No, people don’t like to be told that there can be a problem with having wealth. In the Gospel lesson, a man comes to Jesus and asks a serious religious question. Unlike many conversations Jesus has along the way, he is not facing a secret antagonist, posing a trick question for political gain. This is a serious question from a serious and devout believer. “What must I do to inherit eternal life?”
Notice, Jesus didn’t say, “Accept me as your personal savior.” or “Repent of your sins and be baptized and join my community, and while you’re at it – sign up for a small group and here are your offering envelopes.” No, not so much. What Jesus actually did was to first remind the man, and us, that life is a gift from God, it is not something any of us earns or can put ourselves in the position to inherit. It’s all of God. He then started talking out of their shared Judaic tradition of the commandments. The one’s he asks about are interesting. He did not ask the man what he believed about God; he asked him how he treated his neighbor. “You shall not murder; You shall not commit adultery; You shall not steal,” etc. He also throws in one that isn’t in the Ten Commandments, You shall not defraud.” I wonder if Jesus knew something about the man’s business dealings that we’re not privy to. Anyway, the man profess to have kept them all “since his youth,” which means, “Since I’ve been old enough to know better,” as we say in the south.
Then, in a remarkably succinct line, Mark paints a picture of tough love, “Jesus, looking at him, loved him and said, “You lack one thing. . .” That is true Gospel love, to look at the other, to see exactly who they are, both their virtues and their faults and to tell them the truth about what they need to change about themselves. Jesus looked at the young man and immediately recognized that the man possessions were getting in the way of spiritual life. Taking care of his stuff was interfering with taking care of his soul and taking care of his neighbors, which are very often the same thing.
We, as Americans, as Christians in a developed country, all stand in one degree or another under the judgement of these texts. Compared to billions and billions of people in this world, we all have “many possessions.” I know it doesn’t feel like it, but that is because we compare ourselves to the super rich, instead of comparing ourselves to the billion people in this world who still live without electricity. We do have many possessions and Jesus is speaking to us today as much as he is talking to the man in the story. As people with the privilege to vote, to speak our minds, to call our congressmen and complain, we are the powerful to whom Amos preaches today, calling upon us to change policies and procedures that oppress the needy and trample the poor.

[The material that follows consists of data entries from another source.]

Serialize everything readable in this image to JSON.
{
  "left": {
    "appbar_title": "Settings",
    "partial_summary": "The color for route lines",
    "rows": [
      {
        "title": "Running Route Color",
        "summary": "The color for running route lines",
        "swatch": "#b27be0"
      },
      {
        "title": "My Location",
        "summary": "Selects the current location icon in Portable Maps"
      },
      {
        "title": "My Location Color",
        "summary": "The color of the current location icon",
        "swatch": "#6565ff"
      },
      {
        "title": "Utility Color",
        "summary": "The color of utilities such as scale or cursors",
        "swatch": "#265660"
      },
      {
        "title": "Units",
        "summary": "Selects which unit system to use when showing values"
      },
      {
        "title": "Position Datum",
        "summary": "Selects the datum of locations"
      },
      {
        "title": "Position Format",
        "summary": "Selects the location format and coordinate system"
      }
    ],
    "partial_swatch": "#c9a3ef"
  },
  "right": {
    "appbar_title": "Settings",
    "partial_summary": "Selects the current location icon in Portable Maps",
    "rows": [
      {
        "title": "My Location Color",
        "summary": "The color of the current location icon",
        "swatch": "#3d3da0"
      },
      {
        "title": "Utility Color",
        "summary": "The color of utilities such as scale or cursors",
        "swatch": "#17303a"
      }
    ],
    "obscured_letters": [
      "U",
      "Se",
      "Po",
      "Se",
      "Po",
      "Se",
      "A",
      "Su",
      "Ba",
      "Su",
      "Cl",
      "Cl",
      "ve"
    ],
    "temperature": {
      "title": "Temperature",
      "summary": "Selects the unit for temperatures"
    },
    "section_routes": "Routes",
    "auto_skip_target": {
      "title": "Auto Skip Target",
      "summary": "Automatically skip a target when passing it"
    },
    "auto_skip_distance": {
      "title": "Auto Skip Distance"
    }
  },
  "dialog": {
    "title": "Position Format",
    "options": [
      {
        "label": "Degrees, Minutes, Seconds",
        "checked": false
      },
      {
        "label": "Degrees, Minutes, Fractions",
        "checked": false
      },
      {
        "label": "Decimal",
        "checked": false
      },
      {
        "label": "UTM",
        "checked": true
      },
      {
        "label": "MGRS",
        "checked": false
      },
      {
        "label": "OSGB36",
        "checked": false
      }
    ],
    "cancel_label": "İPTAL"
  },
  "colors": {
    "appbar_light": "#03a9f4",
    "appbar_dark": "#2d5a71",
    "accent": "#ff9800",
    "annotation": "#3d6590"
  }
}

And here’s the good word. We don’t know what the man did. Mark says he, “went away grieving because he had many possession,” but he could have just needed some time to decide what to do. We don’t know about him, he may have decided to follow Jesus’ advice. What we do know is that the possibility of change is offered to us, we have options. Amos begins and ends with a grace note. Verse 6: “Seek the Lord and live, or.” “Or” he said. There’s an option to change. Verse 15 “Hate evil and love good, and establish justice in the gate; it may be that the Lord . . . will be gracious.” “It may be.” Amos says. The story’s not over. God is not finished with us. What will we do?
Amen and amen.